*caveat* I don’t have any mechanical engineering, automotive etc experience.
Feedback on anything I’ve missed or gotten wrong is welcome!
There are two locations roughly on the equator, with a 1,000 km road between them. Both locations need to send 5,000 kg of goods between them every second day. Each location has no resources. The vehicle that travels between them must be completely self-sufficient in energy.
- Distance to cover in 24 hours is 1,000 km (41.76 km/h)
- Cargo load to carry 5,000 kg, with an area of 25 m^3
- No traffic, so no collision avoidance required
- No restriction on vehicle size
- Vehicle must not require external sources of energy

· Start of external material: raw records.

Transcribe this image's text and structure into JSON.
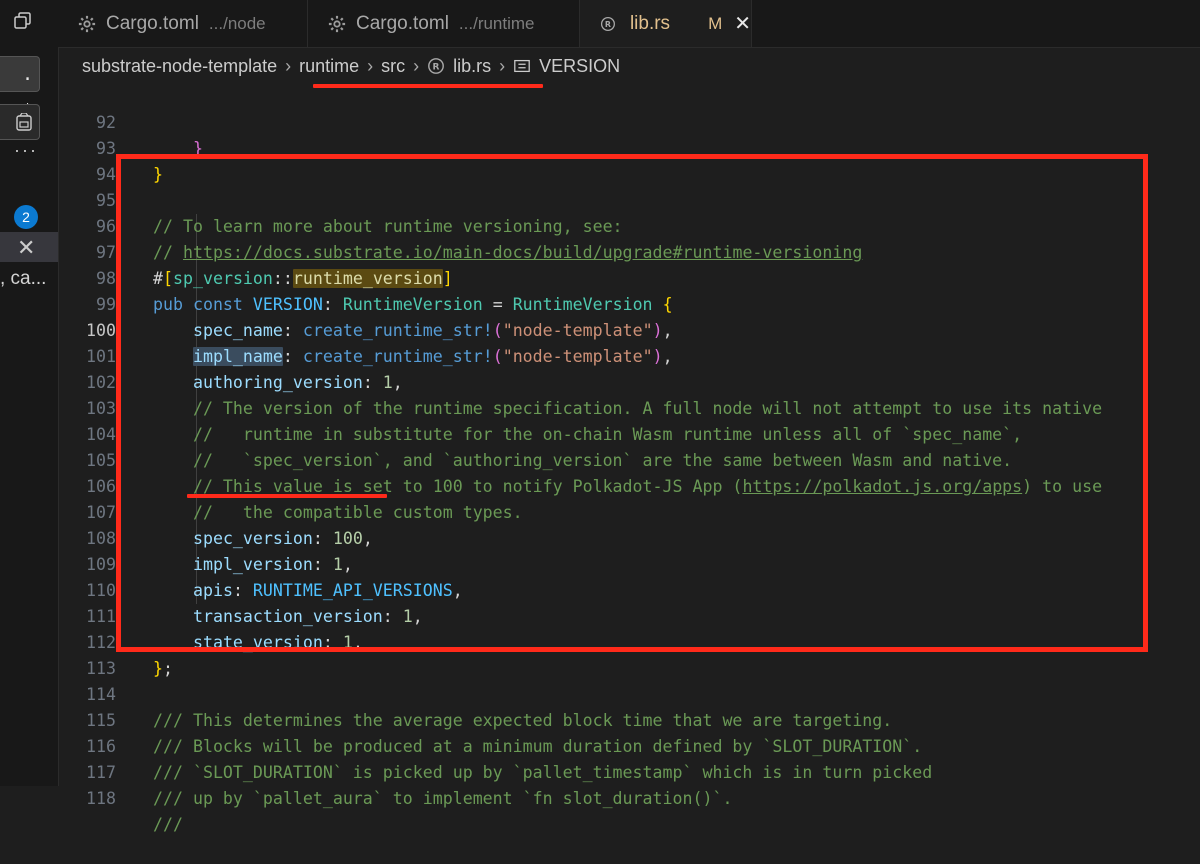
{
  "sidebar": {
    "regex_toggle": ". .*",
    "more": "···",
    "badge_count": "2",
    "close": "✕",
    "snippet": ", ca..."
  },
  "tabs": [
    {
      "label": "Cargo.toml",
      "description": ".../node",
      "icon": "gear-icon"
    },
    {
      "label": "Cargo.toml",
      "description": ".../runtime",
      "icon": "gear-icon"
    },
    {
      "label": "lib.rs",
      "description": "",
      "icon": "rust-icon",
      "modified": "M",
      "close": "✕"
    }
  ],
  "breadcrumb": {
    "items": [
      "substrate-node-template",
      "runtime",
      "src",
      "lib.rs",
      "VERSION"
    ]
  },
  "editor": {
    "current_line": 100,
    "line_numbers": [
      "92",
      "93",
      "94",
      "95",
      "96",
      "97",
      "98",
      "99",
      "100",
      "101",
      "102",
      "103",
      "104",
      "105",
      "106",
      "107",
      "108",
      "109",
      "110",
      "111",
      "112",
      "113",
      "114",
      "115",
      "116",
      "117",
      "118"
    ]
  },
  "colors": {
    "annotation_red": "#ff2a1a",
    "background": "#1e1e1e",
    "comment": "#6a9955",
    "keyword": "#569cd6",
    "type": "#4ec9b0",
    "string": "#ce9178",
    "number": "#b5cea8"
  }
}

- The route is completely flat with no elevation change
- There are no clouds or other impediments to sunlight
- There are no cross winds

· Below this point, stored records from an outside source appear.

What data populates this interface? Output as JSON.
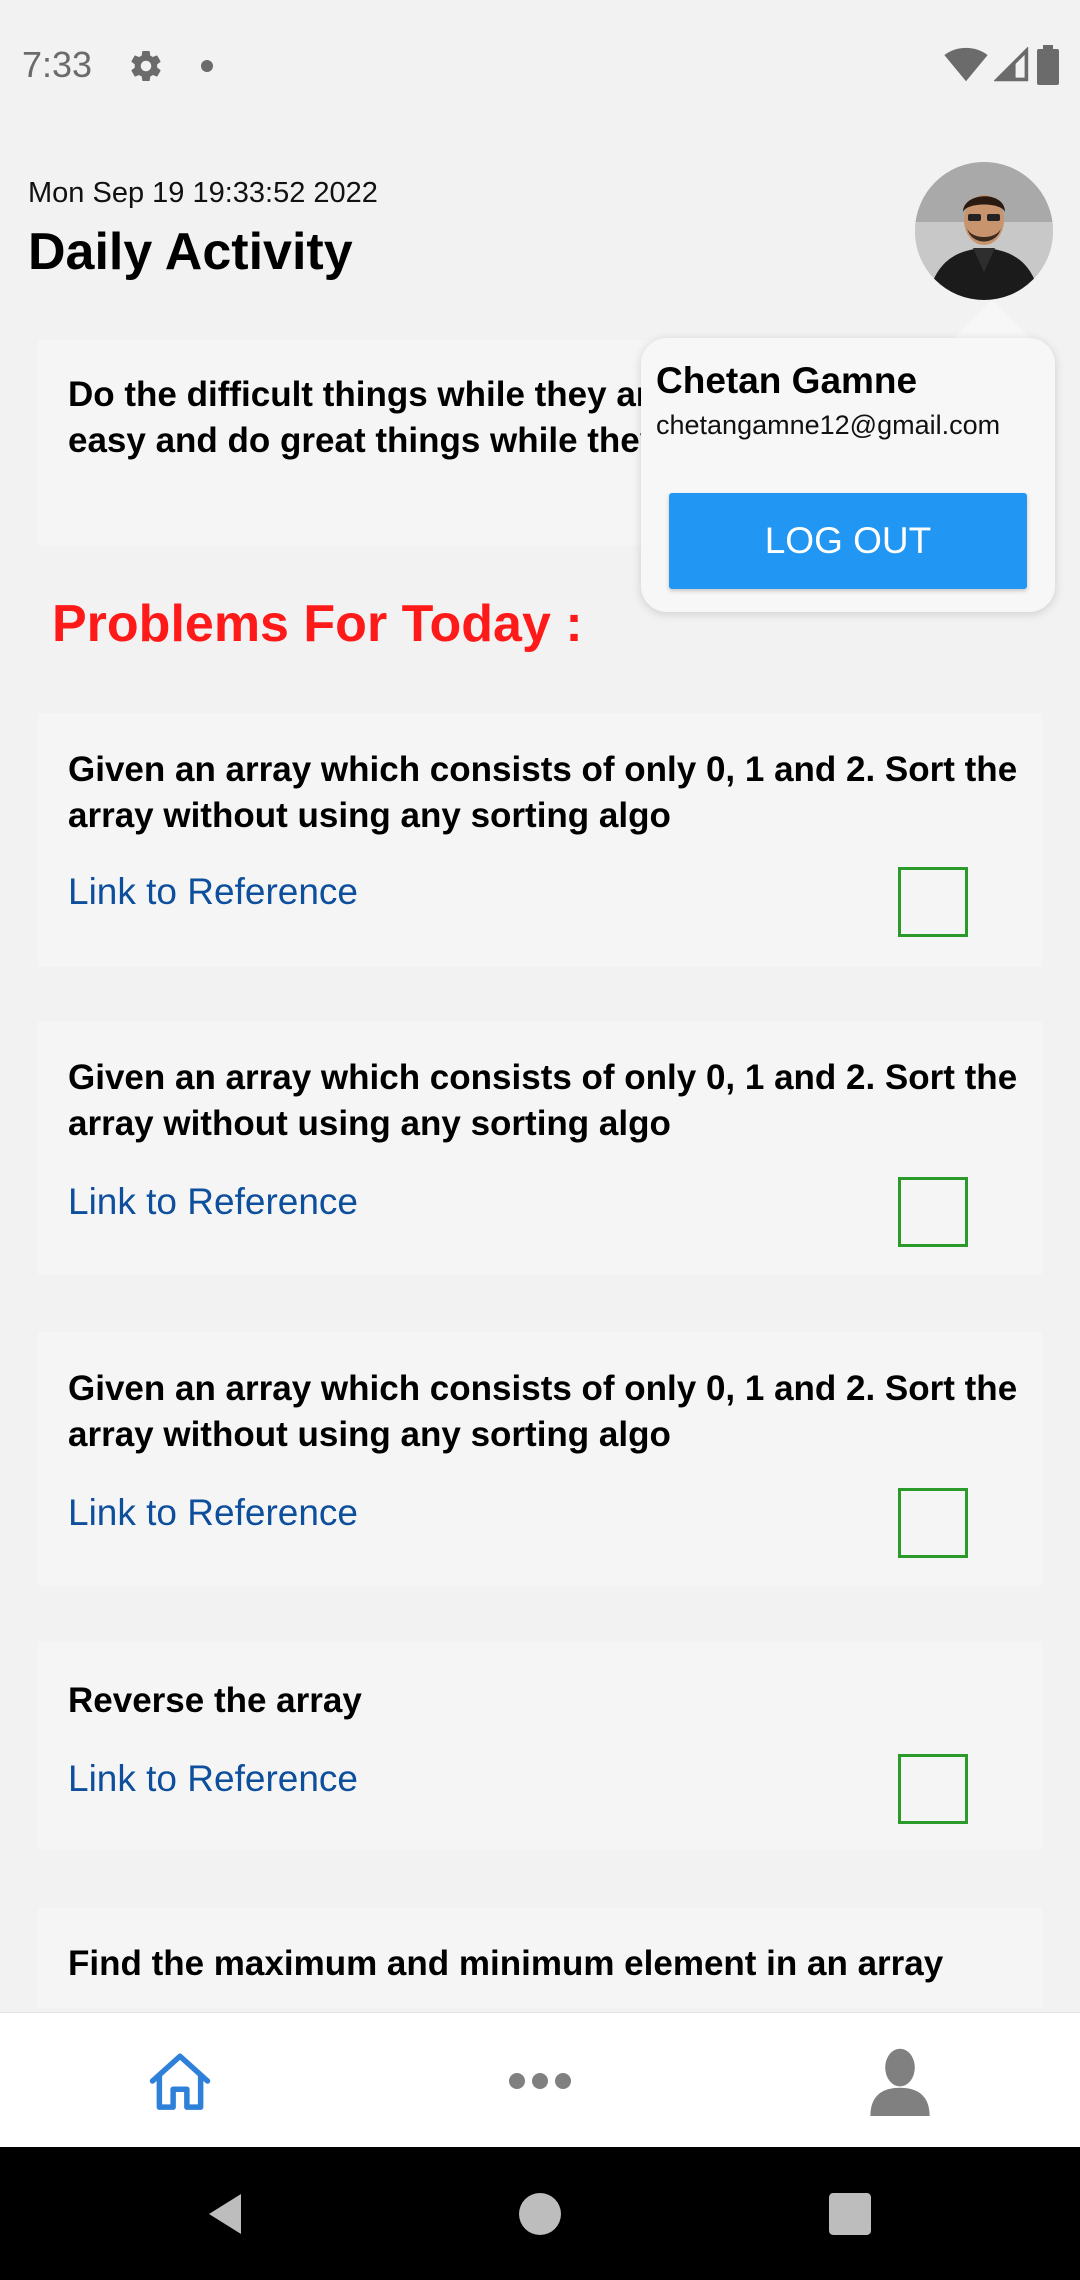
{
  "status_bar": {
    "time": "7:33",
    "icons": [
      "gear-icon",
      "notification-dot",
      "wifi-icon",
      "cell-signal-icon",
      "battery-icon"
    ]
  },
  "header": {
    "date": "Mon Sep 19 19:33:52 2022",
    "title": "Daily Activity"
  },
  "quote": {
    "text": "Do the difficult things while they are easy and do great things while they are small."
  },
  "section_title": "Problems For Today :",
  "problems": [
    {
      "text": "Given an array which consists of only 0, 1 and 2. Sort the array without using any sorting algo",
      "link": "Link to Reference",
      "checked": false
    },
    {
      "text": "Given an array which consists of only 0, 1 and 2. Sort the array without using any sorting algo",
      "link": "Link to Reference",
      "checked": false
    },
    {
      "text": "Given an array which consists of only 0, 1 and 2. Sort the array without using any sorting algo",
      "link": "Link to Reference",
      "checked": false
    },
    {
      "text": "Reverse the array",
      "link": "Link to Reference",
      "checked": false
    },
    {
      "text": "Find the maximum and minimum element in an array"
    }
  ],
  "profile_popup": {
    "name": "Chetan Gamne",
    "email": "chetangamne12@gmail.com",
    "logout_label": "LOG OUT"
  },
  "tab_bar": {
    "items": [
      {
        "icon": "home-icon",
        "active": true
      },
      {
        "icon": "more-icon",
        "active": false
      },
      {
        "icon": "user-icon",
        "active": false
      }
    ]
  },
  "colors": {
    "accent": "#2196f3",
    "section_title": "#ff1a1a",
    "link": "#0d4f9c",
    "checkbox": "#2a9a2a"
  }
}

- The road does curve, but a tight turning circle is not required
- It will move 1,800,000 kg of goods per year, over 540,000 km
- The scenario starts at dawn, with no residual energy stored (batteries etc are empty)

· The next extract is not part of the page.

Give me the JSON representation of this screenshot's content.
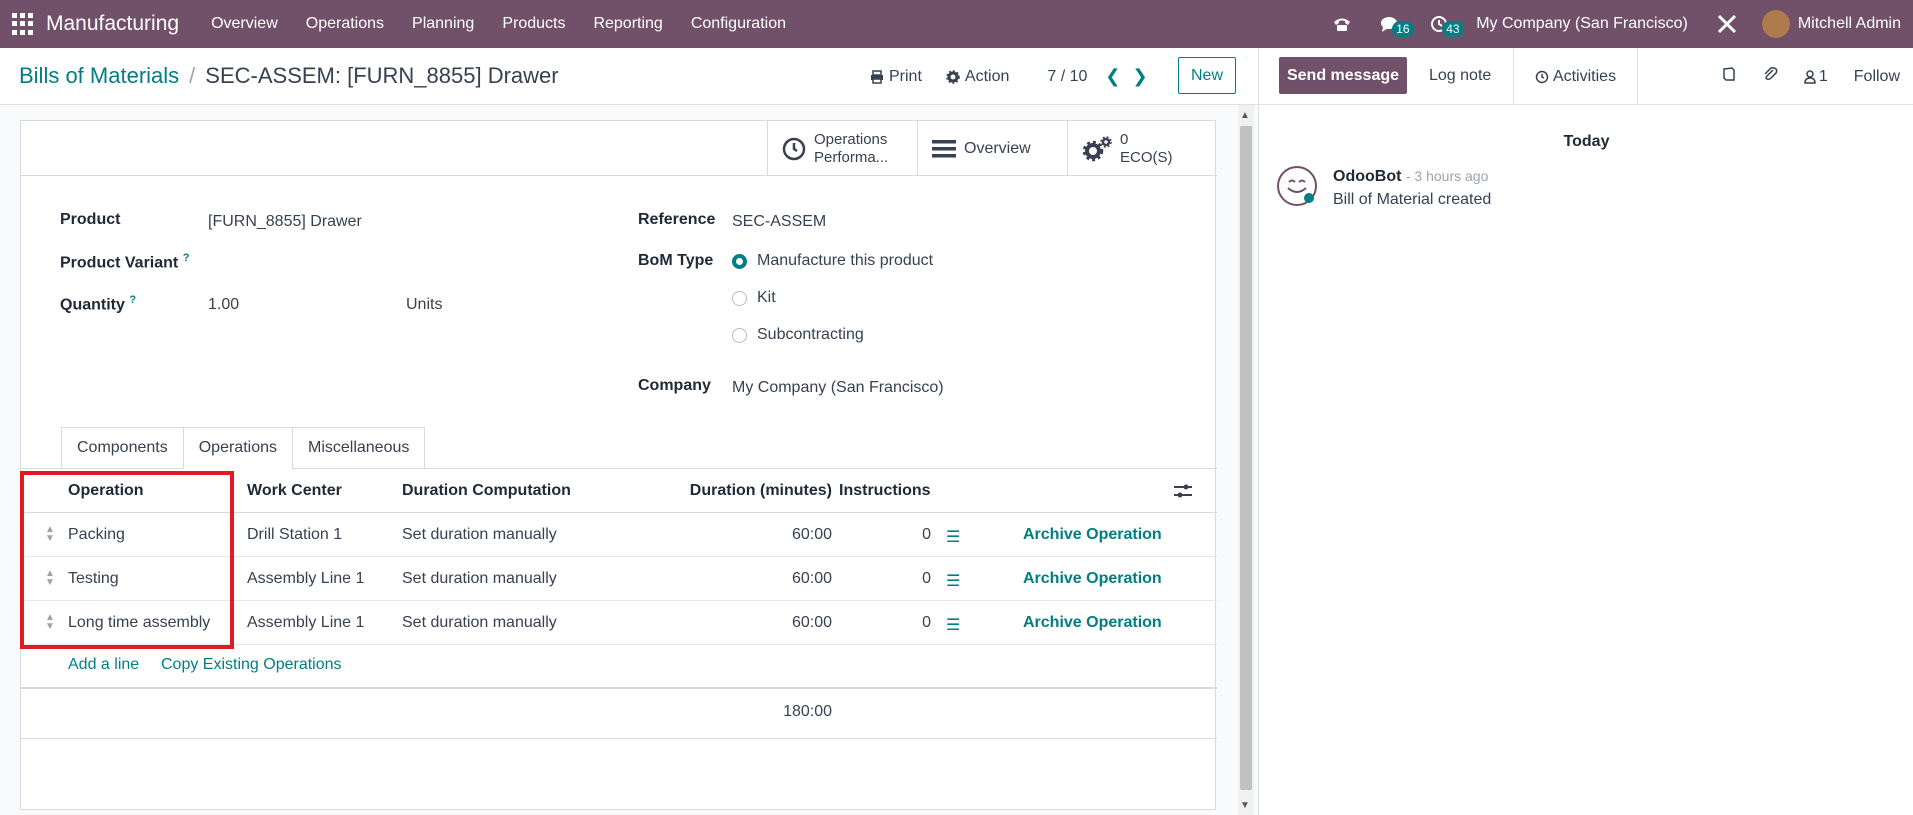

- It’s assumed components don’t suffer degraded performance due to wear
- It’s assumed a self driving system can run on a low speed vehicle at 50w
- Solar is the only source of energy. We need to optimise for its collection
- Aerodynamic drag will be a major consumer of this scare source of power. Optimising to minimise it will be crucial
- There is a time limit to when the destination must be reached. This means there will be a trade off in the most efficient speed to move over a 24 hour period balancing aerodynamic losses and losses of storing energy
- Keeping the vehicle lightweight will be important
- To keep costs down, the design could be modular to maximise the repeat ability of construction
- A long vehicle, with a low coefficient of drag and a minimal frontal area will be the key to effiency
The Solar Centipede
- Proposed solution to this problem is a modular carriage system consisting of 24 identical carriages, joined end to end. 1 m wide, 55 m long and 0.5 m high.
- It has a single front specialised aerodynamic carriage that is heavier and has more powerful motors
- Unlike a train, where an engine carriage is pulling the carriages behind it. Each module is overcoming its own frictional and aerodynamic losses
- The front vehicle would be responsible for overcoming the frontal aerodynamic force and cutting the vehicle through the air.
- Each module is running an energy surplus which is transmitted to front carriage not by force, but by electricity. With this approach, it doesn’t require structural strength on the part of the carriages to transmit the energy.
- Spreadsheet of Energy Input / Energy Output
Front Carriage (1 x)
- 2.1 m long, 1m wide and 0.5 m wide
- 15 kw/h of battery capacity
- 500 w motor, at 41.76 km/h is it outputting 300 w
- It has a coefficient of drag of 0.18 and a frontal area of 0.6 m^2
- At 41.76 km/h it requires 220 w to offset aerodynamic forces, plus another 70 w for rolling friction
Cargo Carriage (24 x)
- 2.2 m long body, 1 m wide, 0.5 m high
- At an average of 41.76 km/h, the cargo carriage runs a surplus of 50 w over 24 hours. 100% concentrated in the 10 am to 2 pm time window.
- Carriage weight 125 kg
- 2.5 kw/h energy storage
- Cargo carried 200 kg
- Rolling Resistance 45 w
- Aerodynamic resistance at 41.76 km/h is 25 w as it is largely protected from drag by the carriage in front of it
Energy Collection & Storage
- Solar input per carriage, average of 200 w per 12 hours of daylight. Peak power 340 w
- This gives a solar budget of 2.4 Kw/h per carriage, for a total power budget of 57.6 kw/h per day.
- Assuming 35% of the energy is used directly, with no loss. The total budget is reduced to 48.96 kw/h
- Total Energy budget of 55 kw/h
- Energy Expenditure on aerodynamic losses
- Front Carriage (7 kw/h)
- Cargo Carriage (1.6 kw/h, times 24 carriages 38.52 kwh)
- Energy Expenditure on Rolling Friction
- Front Carriage (1.68 kw/h)
- Cargo Carriage (1.08 kw/h, times 24 carriages 25.92 kw/h)
- The coefficient of drag and rolling resistance are estimates taken from other similar objects
- The solar radiation captured per day is crudely modelled
Optimisations not used
- It would make sense move slightly quicker the stronger the sun was shining as energy is wasted during the storage process. (move slightly quicker at midday, slower at night)
- The gaps between the carriages could be more effectively covered reducing drag further, 50% of the energy lost is the aerodynamic losses from the carriages
Losses not estimated
- The last carriage will experience extra drag from the turbulence left behind it
- Loss of efficiency within the electric motor
- Connection loss transmitting power between 24 carriages.
- Energy used to turn the wheels, or to correct path
- Headwinds, cross winds